If colonists on Mars want to chill their gin and tonics, they won't have to dig far.
Additionally, the scientists discovered the ice sheets in eight difference places that could be future sources of water for astronauts.
Scientists and engineers have long-thought that ice could be a boon for human exploration of the red world. Under its reddish layer of dirt lie 300 ft. thick sheets of ice.
The images were taken and transmitted back to Earth by the Mars Reconnaissance Orbiter. "Our research may be useful information but it will be up to them to determine how to use it". The slopes appear to be the product of erosion along the edges of a broad, smooth elevated plain.
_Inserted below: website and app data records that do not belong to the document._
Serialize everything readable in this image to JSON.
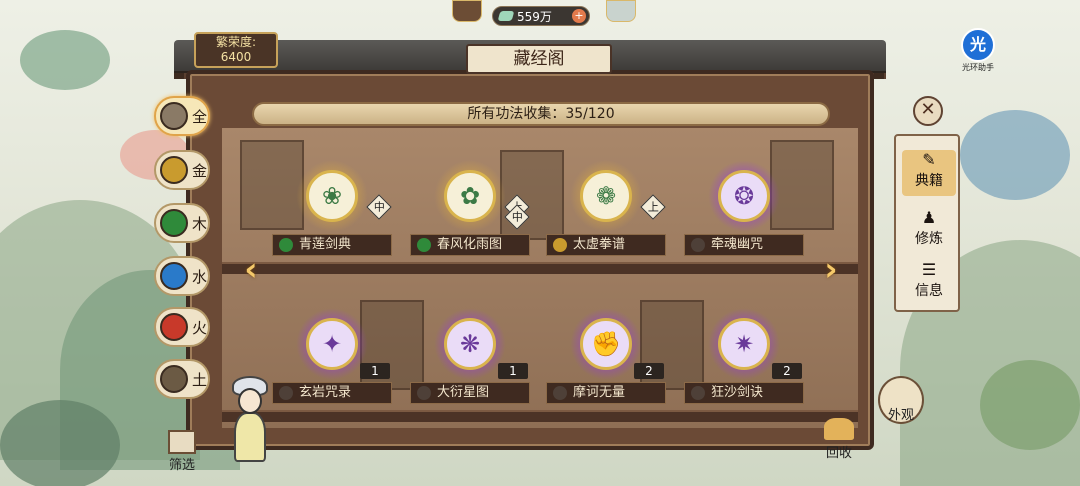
{
  "header": {
    "currency_amount": "559万",
    "currency_plus": "+",
    "prosperity_label": "繁荣度:",
    "prosperity_value": "6400",
    "helper_glyph": "光",
    "helper_caption": "光环助手",
    "title": "藏经阁"
  },
  "collection_banner": "所有功法收集：35/120",
  "element_tabs": [
    {
      "label": "全",
      "icon": "all-elements-icon",
      "color": "#8a7a66",
      "active": true
    },
    {
      "label": "金",
      "icon": "metal-icon",
      "color": "#c99b2e",
      "active": false
    },
    {
      "label": "木",
      "icon": "wood-icon",
      "color": "#2f8a3a",
      "active": false
    },
    {
      "label": "水",
      "icon": "water-icon",
      "color": "#2a7ac9",
      "active": false
    },
    {
      "label": "火",
      "icon": "fire-icon",
      "color": "#c8392a",
      "active": false
    },
    {
      "label": "土",
      "icon": "earth-icon",
      "color": "#6b5a44",
      "active": false
    }
  ],
  "filter_label": "筛选",
  "skills_row1": [
    {
      "name": "青莲剑典",
      "element": "wood",
      "grade": "中",
      "glyph": "❀"
    },
    {
      "name": "春风化雨图",
      "element": "wood",
      "grade": "上",
      "grade2": "中",
      "glyph": "✿"
    },
    {
      "name": "太虚拳谱",
      "element": "metal",
      "grade": "上",
      "glyph": "❁"
    },
    {
      "name": "牵魂幽咒",
      "element": "earth",
      "glyph": "❂"
    }
  ],
  "skills_row2": [
    {
      "name": "玄岩咒录",
      "element": "earth",
      "count": "1",
      "glyph": "✦"
    },
    {
      "name": "大衍星图",
      "element": "earth",
      "count": "1",
      "glyph": "❋"
    },
    {
      "name": "摩诃无量",
      "element": "earth",
      "count": "2",
      "glyph": "✊"
    },
    {
      "name": "狂沙剑诀",
      "element": "earth",
      "count": "2",
      "glyph": "✷"
    }
  ],
  "sidebar": {
    "close": "✕",
    "tabs": [
      {
        "label": "典籍",
        "active": true,
        "icon": "book-icon"
      },
      {
        "label": "修炼",
        "active": false,
        "icon": "meditate-icon"
      },
      {
        "label": "信息",
        "active": false,
        "icon": "scroll-icon"
      }
    ],
    "appearance": "外观",
    "recycle": "回收"
  },
  "colors": {
    "wood": "#2f8a3a",
    "metal": "#c99b2e",
    "earth": "#4e4038",
    "gold_frame": "#d9b44d",
    "purple_glow": "#a64dd8"
  }
}
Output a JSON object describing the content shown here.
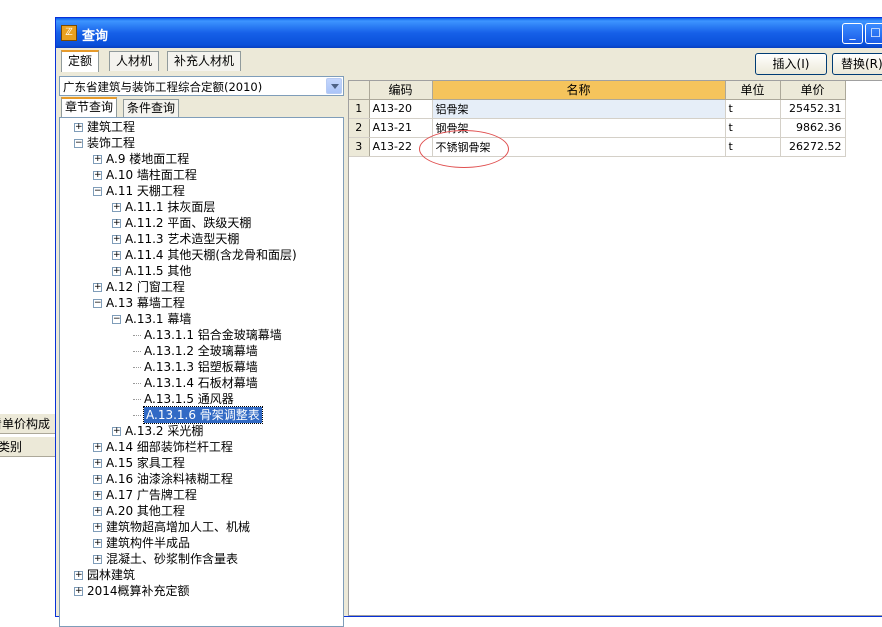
{
  "window": {
    "title": "查询"
  },
  "background_fragments": [
    "看单价构成",
    "类别"
  ],
  "tabs": [
    {
      "label": "定额",
      "active": true
    },
    {
      "label": "人材机",
      "active": false
    },
    {
      "label": "补充人材机",
      "active": false
    }
  ],
  "toolbar": {
    "insert_label": "插入(I)",
    "replace_label": "替换(R)"
  },
  "left": {
    "quota_combo": "广东省建筑与装饰工程综合定额(2010)",
    "subtabs": [
      {
        "label": "章节查询",
        "active": true
      },
      {
        "label": "条件查询",
        "active": false
      }
    ]
  },
  "tree": [
    {
      "label": "建筑工程",
      "level": 0,
      "state": "collapsed"
    },
    {
      "label": "装饰工程",
      "level": 0,
      "state": "expanded"
    },
    {
      "label": "A.9 楼地面工程",
      "level": 1,
      "state": "collapsed"
    },
    {
      "label": "A.10 墙柱面工程",
      "level": 1,
      "state": "collapsed"
    },
    {
      "label": "A.11 天棚工程",
      "level": 1,
      "state": "expanded"
    },
    {
      "label": "A.11.1 抹灰面层",
      "level": 2,
      "state": "collapsed"
    },
    {
      "label": "A.11.2 平面、跌级天棚",
      "level": 2,
      "state": "collapsed"
    },
    {
      "label": "A.11.3 艺术造型天棚",
      "level": 2,
      "state": "collapsed"
    },
    {
      "label": "A.11.4 其他天棚(含龙骨和面层)",
      "level": 2,
      "state": "collapsed"
    },
    {
      "label": "A.11.5 其他",
      "level": 2,
      "state": "collapsed"
    },
    {
      "label": "A.12 门窗工程",
      "level": 1,
      "state": "collapsed"
    },
    {
      "label": "A.13 幕墙工程",
      "level": 1,
      "state": "expanded"
    },
    {
      "label": "A.13.1 幕墙",
      "level": 2,
      "state": "expanded"
    },
    {
      "label": "A.13.1.1 铝合金玻璃幕墙",
      "level": 3,
      "state": "leaf"
    },
    {
      "label": "A.13.1.2 全玻璃幕墙",
      "level": 3,
      "state": "leaf"
    },
    {
      "label": "A.13.1.3 铝塑板幕墙",
      "level": 3,
      "state": "leaf"
    },
    {
      "label": "A.13.1.4 石板材幕墙",
      "level": 3,
      "state": "leaf"
    },
    {
      "label": "A.13.1.5 通风器",
      "level": 3,
      "state": "leaf"
    },
    {
      "label": "A.13.1.6 骨架调整表",
      "level": 3,
      "state": "leaf",
      "selected": true
    },
    {
      "label": "A.13.2 采光棚",
      "level": 2,
      "state": "collapsed"
    },
    {
      "label": "A.14 细部装饰栏杆工程",
      "level": 1,
      "state": "collapsed"
    },
    {
      "label": "A.15 家具工程",
      "level": 1,
      "state": "collapsed"
    },
    {
      "label": "A.16 油漆涂料裱糊工程",
      "level": 1,
      "state": "collapsed"
    },
    {
      "label": "A.17 广告牌工程",
      "level": 1,
      "state": "collapsed"
    },
    {
      "label": "A.20 其他工程",
      "level": 1,
      "state": "collapsed"
    },
    {
      "label": "建筑物超高增加人工、机械",
      "level": 1,
      "state": "collapsed"
    },
    {
      "label": "建筑构件半成品",
      "level": 1,
      "state": "collapsed"
    },
    {
      "label": "混凝土、砂浆制作含量表",
      "level": 1,
      "state": "collapsed"
    },
    {
      "label": "园林建筑",
      "level": 0,
      "state": "collapsed"
    },
    {
      "label": "2014概算补充定额",
      "level": 0,
      "state": "collapsed"
    }
  ],
  "grid": {
    "columns": [
      "编码",
      "名称",
      "单位",
      "单价"
    ],
    "rows": [
      {
        "no": "1",
        "code": "A13-20",
        "name": "铝骨架",
        "unit": "t",
        "price": "25452.31"
      },
      {
        "no": "2",
        "code": "A13-21",
        "name": "钢骨架",
        "unit": "t",
        "price": "9862.36"
      },
      {
        "no": "3",
        "code": "A13-22",
        "name": "不锈钢骨架",
        "unit": "t",
        "price": "26272.52"
      }
    ]
  },
  "colors": {
    "title_blue": "#1660e8",
    "selection": "#316ac5",
    "header_highlight": "#f5c45c",
    "annotation": "#e05050"
  }
}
Dundas says ice at the surface is changing from strong into vapor, making the inclines fall and turn out to be additionally uncovered.
The ice was discovered in areas where the surface had seen a certain level of erosion showing sloped surface which was sometimes as steep as 55 degrees. That suggests the bands were deposited over time and trap different periods in Mars' history.
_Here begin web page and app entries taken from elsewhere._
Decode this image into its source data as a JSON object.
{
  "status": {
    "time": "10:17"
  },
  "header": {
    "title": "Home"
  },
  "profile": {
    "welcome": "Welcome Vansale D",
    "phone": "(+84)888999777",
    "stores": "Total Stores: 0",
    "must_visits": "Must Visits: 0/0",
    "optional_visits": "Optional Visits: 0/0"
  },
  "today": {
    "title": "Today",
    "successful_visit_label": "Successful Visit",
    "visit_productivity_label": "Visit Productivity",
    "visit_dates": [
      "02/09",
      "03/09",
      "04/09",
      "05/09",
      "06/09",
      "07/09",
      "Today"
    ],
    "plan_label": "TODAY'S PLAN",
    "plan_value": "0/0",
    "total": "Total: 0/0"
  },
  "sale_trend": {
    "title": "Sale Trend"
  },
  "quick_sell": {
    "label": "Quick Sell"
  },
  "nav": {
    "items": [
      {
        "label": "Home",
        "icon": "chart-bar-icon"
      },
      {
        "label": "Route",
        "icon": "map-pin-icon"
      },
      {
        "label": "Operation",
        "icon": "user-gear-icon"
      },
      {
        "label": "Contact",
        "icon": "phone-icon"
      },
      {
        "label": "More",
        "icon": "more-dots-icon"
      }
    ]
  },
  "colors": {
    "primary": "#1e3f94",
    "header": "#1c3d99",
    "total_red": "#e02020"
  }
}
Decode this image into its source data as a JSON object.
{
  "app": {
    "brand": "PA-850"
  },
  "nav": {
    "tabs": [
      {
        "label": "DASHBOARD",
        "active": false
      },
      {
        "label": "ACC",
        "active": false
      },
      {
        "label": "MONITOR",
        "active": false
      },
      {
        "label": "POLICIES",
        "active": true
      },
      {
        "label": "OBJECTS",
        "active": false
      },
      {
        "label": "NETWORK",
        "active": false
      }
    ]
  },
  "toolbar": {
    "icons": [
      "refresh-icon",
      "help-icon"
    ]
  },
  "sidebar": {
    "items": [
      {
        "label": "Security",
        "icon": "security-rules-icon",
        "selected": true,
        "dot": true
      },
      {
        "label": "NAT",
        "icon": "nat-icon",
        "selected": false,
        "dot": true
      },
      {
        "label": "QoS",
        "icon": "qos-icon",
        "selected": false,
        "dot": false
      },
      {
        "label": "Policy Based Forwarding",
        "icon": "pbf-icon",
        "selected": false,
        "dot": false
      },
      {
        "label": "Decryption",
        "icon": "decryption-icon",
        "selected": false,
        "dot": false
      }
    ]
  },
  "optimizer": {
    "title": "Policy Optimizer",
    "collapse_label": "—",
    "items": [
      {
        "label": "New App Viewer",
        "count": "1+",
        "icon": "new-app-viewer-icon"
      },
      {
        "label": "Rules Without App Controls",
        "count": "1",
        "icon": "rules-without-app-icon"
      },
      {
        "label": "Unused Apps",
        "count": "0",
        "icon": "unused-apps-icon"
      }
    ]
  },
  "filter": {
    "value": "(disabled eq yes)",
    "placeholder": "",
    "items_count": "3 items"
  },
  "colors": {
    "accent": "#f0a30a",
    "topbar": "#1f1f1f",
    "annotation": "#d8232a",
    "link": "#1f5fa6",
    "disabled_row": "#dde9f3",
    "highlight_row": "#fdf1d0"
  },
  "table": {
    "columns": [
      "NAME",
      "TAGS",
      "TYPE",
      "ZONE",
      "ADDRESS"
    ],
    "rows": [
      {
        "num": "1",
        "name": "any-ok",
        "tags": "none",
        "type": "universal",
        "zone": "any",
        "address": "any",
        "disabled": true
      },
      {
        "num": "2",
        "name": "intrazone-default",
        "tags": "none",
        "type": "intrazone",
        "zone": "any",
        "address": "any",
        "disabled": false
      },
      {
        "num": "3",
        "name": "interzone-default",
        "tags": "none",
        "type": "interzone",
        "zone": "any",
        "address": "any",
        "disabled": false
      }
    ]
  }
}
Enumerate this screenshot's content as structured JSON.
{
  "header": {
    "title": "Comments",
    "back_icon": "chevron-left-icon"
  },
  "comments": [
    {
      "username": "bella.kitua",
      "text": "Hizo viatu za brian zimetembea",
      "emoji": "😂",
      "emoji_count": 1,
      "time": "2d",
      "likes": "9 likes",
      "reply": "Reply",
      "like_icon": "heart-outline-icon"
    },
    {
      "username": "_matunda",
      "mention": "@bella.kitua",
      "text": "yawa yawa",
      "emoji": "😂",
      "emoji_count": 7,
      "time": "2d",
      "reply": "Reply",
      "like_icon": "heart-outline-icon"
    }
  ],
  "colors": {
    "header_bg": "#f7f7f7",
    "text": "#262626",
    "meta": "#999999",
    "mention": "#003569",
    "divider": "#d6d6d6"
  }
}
Scientists say that pictures from Mars demonstrate huge inclines of ice - and give an indicate how they were shaped. Images of the erosional scarps reveal geologic features of the ice, such as banded patterns and color variations due to layering. That's because water ice isn't stable at the pressures and temperatures found in these regions - which explains why the researchers observed it actively eroding, or sublimating. The researchers estimate that this is causing the loss of about a millimeter a year, which suggests that the ice sheets were once considerably larger than they are today. We know there's water on this planet (particularly at the poles), and radio scans by MRO have hinted at thick, buried ice located along the planet's middle latitudes.
Here's how it works on Mars: When the planet is farther from the sun in its orbit, and it snows, that snow remains on the surface and becomes a buildup of ice. But of course it's hard to confirm the identity of the layers seen in radar echoes, and the instrument doesn't have the resolution to figure out how close the ice might be to the surface beyond "less than 20 meters".
"It is likely that ice near the surface is even more extensive than detected in this study", Dundas said. Researchers explain that regions like this may mean frozen water will be more easily accessible to humans and robots than previously anticipated.